In a Redundancy situation a key concern for the employee is often the interaction between their redundancy payment and their accumulated pension benefits from that employment.
In general, a lump sum payment by an employer on the termination of an employee’s service is liable to PAYE but there are some important exceptions, outlined below.
Pension Lump Sums
A lump sum taken on retirement from the employer’s pension scheme subject to the €200,000 limit on all pension lump sums taken since 7th December 2005.
Statutory redundancy payment where the employee has worked for that employer for at least two years.
Disability/Injury Ex Gratia Payments
An ex gratia payment made by the employer on account of injury or disability of the employee which gives rise to the termination of employment, up to a personal lifetime limit of €200,000 for such payments. These payments do not reduce the €200,000 tax free limit for normal ex gratia termination payments.
Any other lump sum payments made by the employer on termination of service are generally taxable, although part or all of such lump sums may be tax free if the payments were not provided for in the contract of employment, i.e. are ex gratia.
An ex gratia termination payment may be exempt from income tax, USC and PRSI, up to the higher of the following three amounts, within an overall lifetime limit of €200,000:
1) Basic exemption
2) Increased basic exemption
3) Standard Capital Superannuation Benefit (SCSB)
In many cases the SCSB calculation will be the relevant amount; and the decision an employee will have to make will be whether they waive or retain their right to their Pension Lump Sum.

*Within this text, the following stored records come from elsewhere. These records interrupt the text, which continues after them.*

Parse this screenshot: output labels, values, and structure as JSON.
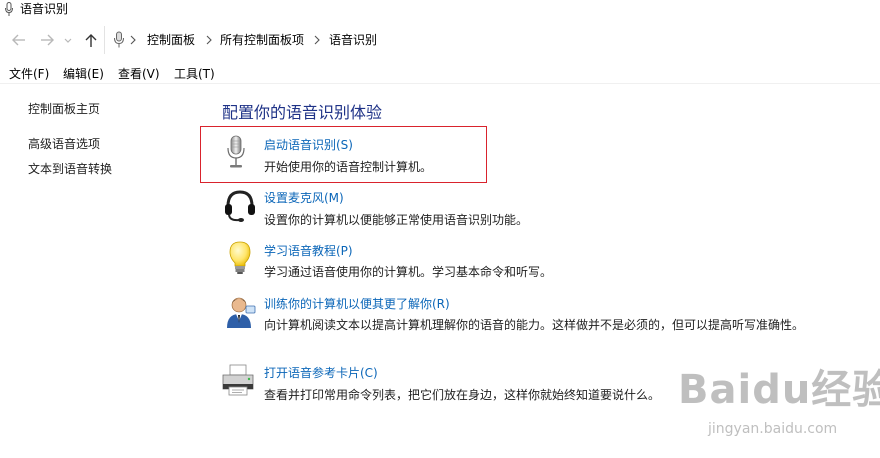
{
  "window": {
    "title": "语音识别"
  },
  "address": {
    "crumbs": [
      "控制面板",
      "所有控制面板项",
      "语音识别"
    ]
  },
  "menu": [
    "文件(F)",
    "编辑(E)",
    "查看(V)",
    "工具(T)"
  ],
  "sidebar": {
    "home": "控制面板主页",
    "links": [
      "高级语音选项",
      "文本到语音转换"
    ]
  },
  "main": {
    "title": "配置你的语音识别体验",
    "tasks": [
      {
        "icon": "microphone-icon",
        "link": "启动语音识别(S)",
        "desc": "开始使用你的语音控制计算机。"
      },
      {
        "icon": "headset-icon",
        "link": "设置麦克风(M)",
        "desc": "设置你的计算机以便能够正常使用语音识别功能。"
      },
      {
        "icon": "lightbulb-icon",
        "link": "学习语音教程(P)",
        "desc": "学习通过语音使用你的计算机。学习基本命令和听写。"
      },
      {
        "icon": "user-training-icon",
        "link": "训练你的计算机以便其更了解你(R)",
        "desc": "向计算机阅读文本以提高计算机理解你的语音的能力。这样做并不是必须的，但可以提高听写准确性。"
      },
      {
        "icon": "printer-icon",
        "link": "打开语音参考卡片(C)",
        "desc": "查看并打印常用命令列表，把它们放在身边，这样你就始终知道要说什么。"
      }
    ]
  },
  "watermark": {
    "text": "Baidu经验",
    "sub": "jingyan.baidu.com"
  },
  "colors": {
    "link": "#0b66b8",
    "title": "#1e3287",
    "highlight": "#d9232d"
  }
}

The SCSB exemption is calculated using on the number of complete years’ service and the average annual remuneration over the last 36 months to the date of termination of employment.
If you retain your right to your pension lump sum then he value of any tax free pension lump sum received or receivable under a pension scheme related to this employment is then deducted from the SCSB amount.

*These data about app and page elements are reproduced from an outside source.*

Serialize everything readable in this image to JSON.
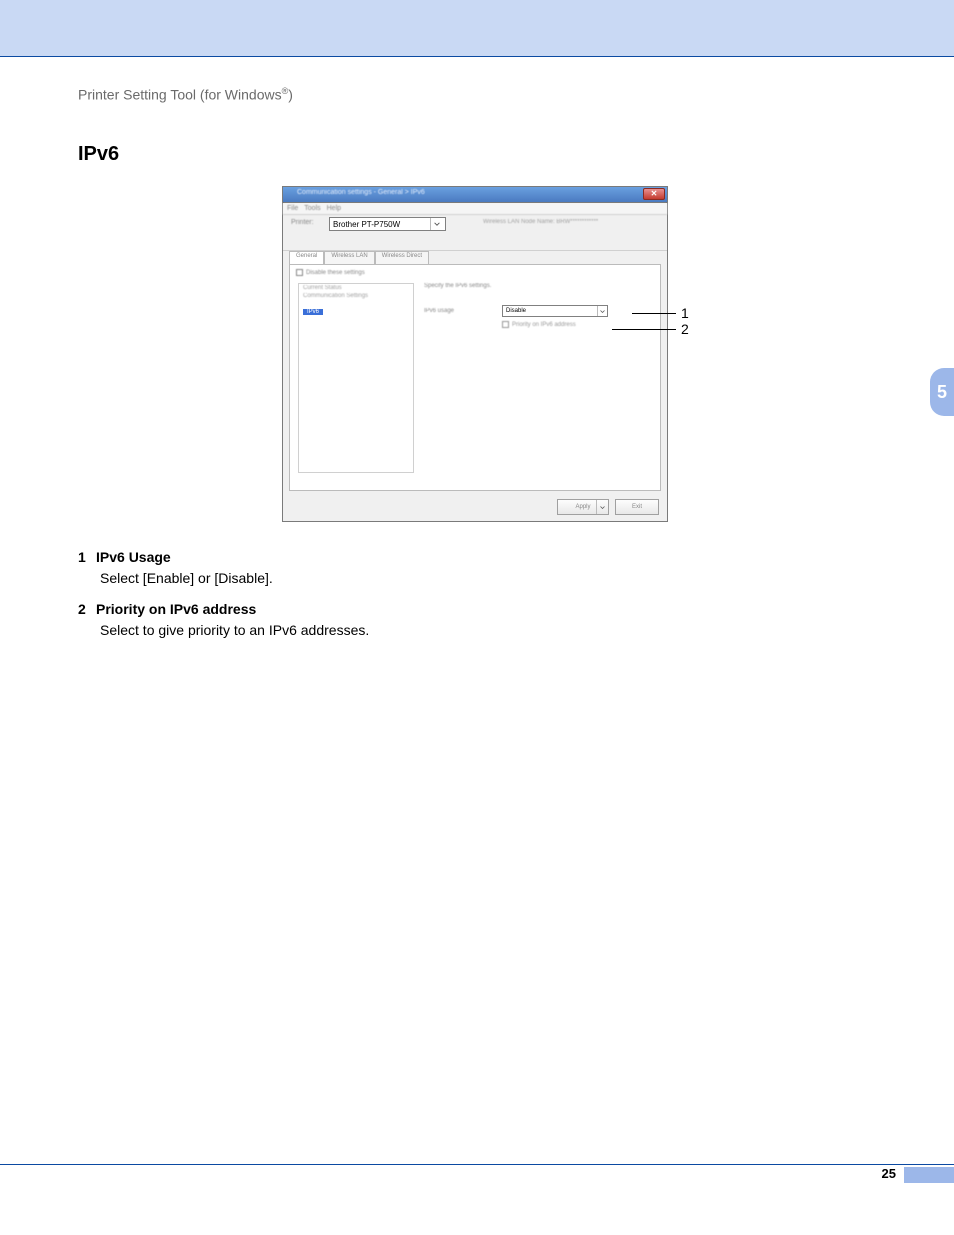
{
  "header": {
    "breadcrumb_pre": "Printer Setting Tool (for Windows",
    "breadcrumb_sup": "®",
    "breadcrumb_post": ")"
  },
  "section_title": "IPv6",
  "chapter_number": "5",
  "page_number": "25",
  "screenshot": {
    "titlebar": "Communication settings - General > IPv6",
    "menubar": {
      "file": "File",
      "tools": "Tools",
      "help": "Help"
    },
    "printer_label": "Printer:",
    "printer_value": "Brother PT-P750W",
    "node_label": "Wireless LAN Node Name: BRW************",
    "tabs": {
      "general": "General",
      "wlan": "Wireless LAN",
      "wdirect": "Wireless Direct"
    },
    "disable_settings": "Disable these settings",
    "tree": {
      "current_status": "Current Status",
      "comm_settings": "Communication Settings",
      "ipv6": "IPv6"
    },
    "specify": "Specify the IPv6 settings.",
    "ipv6_usage_label": "IPv6 usage",
    "ipv6_usage_value": "Disable",
    "priority_label": "Priority on IPv6 address",
    "buttons": {
      "apply": "Apply",
      "exit": "Exit"
    }
  },
  "callouts": {
    "one": "1",
    "two": "2"
  },
  "list": {
    "item1_num": "1",
    "item1_title": "IPv6 Usage",
    "item1_desc": "Select [Enable] or [Disable].",
    "item2_num": "2",
    "item2_title": "Priority on IPv6 address",
    "item2_desc": "Select to give priority to an IPv6 addresses."
  }
}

The amount you received tax free now can therefore be increased if you waive your right to take a tax-free lump sum from your employer’s pension scheme.
The two outcomes can be summarised below:
SCSB1 – Not signing the waiver leading to a lower tax-free lump sum now but holding onto the right to take a tax-free lump sum from the employer’s pension scheme either now or in the future; and
SCSB2 – Signing the waiver and getting a higher tax -free lump sum now but with no tax-free pension lump sum now or later from the employer’s pension scheme.
The maximum ex gratia termination payments which can be received tax free in a lifetime is €200,000. If you have already taken prior tax-free termination payments and your total taxable termination payments will be over €200,000, signing the waiver may not make financial sense as you may give up the right to take a tax free pension lump sum but not increase your tax free termination payment at all, or increase it by a lesser amount than the tax free pension lump sum given up.
Only TAX-FREE pension lump sums are offset against SCSB
An individual might have a lump sum entitlement under their employer scheme which is not offset against their SCSB even If the waiver is not signed, i.e. where the lump sum will be all subject to standard rate tax. This could happen where the individual has already used up their €200,000 tax free pension lump sum limit buy taking lump sums from other arrangements not linked to this employment. This works because the offset against the SCSB only applies to ‘tax free’ lump sums from the employer’s scheme and ignores pension lump sums taxable at standard rate.
Pension and Redundancy – If you need advice relating to your redundancy lump sum and pension scheme contact Harvest for a chat on 01-2375500 or email email@example.com.
This marketing information has been provided for discussion purposes only.
The legislative information contained herein is based on Harvest Financial Services Limited’s understanding of current practice as at May 2020 and may be subject to change in the future.